Claudio Sanchez 2010
Doby Photography/NPR
Claudio Sanchez 2010
Doby Photography/NPR

Claudio Sanchez

Correspondent, Education, National Desk

Former elementary and middle school teacher Claudio Sanchez is an Education Correspondent for NPR. He focuses on the "three p's" of education reform: politics, policy and pedagogy. Sanchez's reports air regularly on NPR's award-winning newsmagazines Morning Edition, All Things Considered, and Weekend Edition.

Sanchez joined NPR in 1989, after serving for a year as executive producer for the El Paso, Texas, based Latin American News Service, a daily national radio news service covering Latin America and the U.S.- Mexico border.

From 1984 to 1988, Sanchez was news and public affairs director at KXCR-FM in El Paso. During this time, he contributed reports and features to NPR's news programs.

In 2008, Sanchez won First Prize in the Education Writers Association's National Awards for Education Reporting, for his series "The Student Loan Crisis." He was named as a Class of 2007 Fellow by the Nieman Foundation for Journalism at Harvard University. In 1985, Sanchez received one of broadcasting's top honors, the Alfred I. duPont-Columbia University Silver Baton, for a series he co-produced, "Sanctuary: The New Underground Railroad." In addition, he has won the Guillermo Martinez-Marquez Award for Best Spot News, the El Paso Press Club Award for Best Investigative Reporting, and was recognized for outstanding local news coverage by the Corporation for Public Broadcasting.

Sanchez is a native of Nogales, Mexico, and a graduate of Northern Arizona University, with post-baccalaureate studies at the University of Arizona in Tucson.

[+] read more[-] less

Native American teenagers participate in a drum circle dance during the College Horizons summer retreat for prospective students at Lawrence University in Appleton, Wi. Jane Inman/Courtesy of College Horizons hide caption

toggle caption
Jane Inman/Courtesy of College Horizons

How Native Students Can Succeed In College: 'Be As Tough As The Land That Made You'

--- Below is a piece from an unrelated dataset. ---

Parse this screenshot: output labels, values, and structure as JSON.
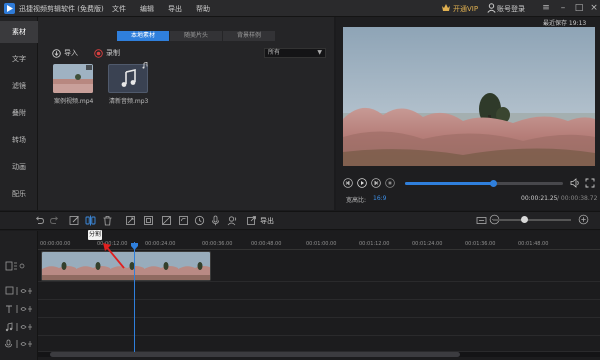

  • Download
  • <iframe src="https://www.npr.org/player/embed/493112553/495523456" width="100%" height="290" frameborder="0" scrolling="no" title="NPR embedded audio player">
  • Transcript
LA Johnson/NPR

Why High School Students Need More Than College Prep

  • Download
  • <iframe src="https://www.npr.org/player/embed/482784573/488150529" width="100%" height="290" frameborder="0" scrolling="no" title="NPR embedded audio player">
  • Transcript
Rob Dobi for NPR

A Victory For Affirmative Action, And For Many Colleges A Sigh Of Relief

  • Download
  • <iframe src="https://www.npr.org/player/embed/482781691/483337089" width="100%" height="290" frameborder="0" scrolling="no" title="NPR embedded audio player">
  • Transcript
Elissa Nadworny/NPR

Let's Take A Ride With A Kentucky School Bus Driver

  • Download
  • <iframe src="https://www.npr.org/player/embed/477859976/480247385" width="100%" height="290" frameborder="0" scrolling="no" title="NPR embedded audio player">
  • Transcript

A social studies class at Campton Elementary School in Wolfe County, Ky. Elissa Nadworny/NPR hide caption

toggle caption
Elissa Nadworny/NPR

Kentucky's Unprecedented Success In School Funding Is On The Line

  • Download
  • <iframe src="https://www.npr.org/player/embed/475305022/475773319" width="100%" height="290" frameborder="0" scrolling="no" title="NPR embedded audio player">
  • Transcript

Vanessa Minero Leon (right) and her older sister, Lizette, work on their homework after school. Vanessa is in the gifted program at her elementary school in Arizona. Elissa Nadworny/NPR hide caption

toggle caption
Elissa Nadworny/NPR

The Rare District That Recognizes Gifted Latino Students

  • Download
  • <iframe src="https://www.npr.org/player/embed/472528190/474012944" width="100%" height="290" frameborder="0" scrolling="no" title="NPR embedded audio player">
  • Transcript

Before Alejandra Galindo, 17, was identified as gifted, she was identified as an ELL, or English Language Learner. Elissa Nadworny/NPR hide caption

toggle caption
Elissa Nadworny/NPR

Gifted, But Still Learning English, Many Bright Students Get Overlooked

  • Download
  • <iframe src="https://www.npr.org/player/embed/467653193/474050091" width="100%" height="290" frameborder="0" scrolling="no" title="NPR embedded audio player">
  • Transcript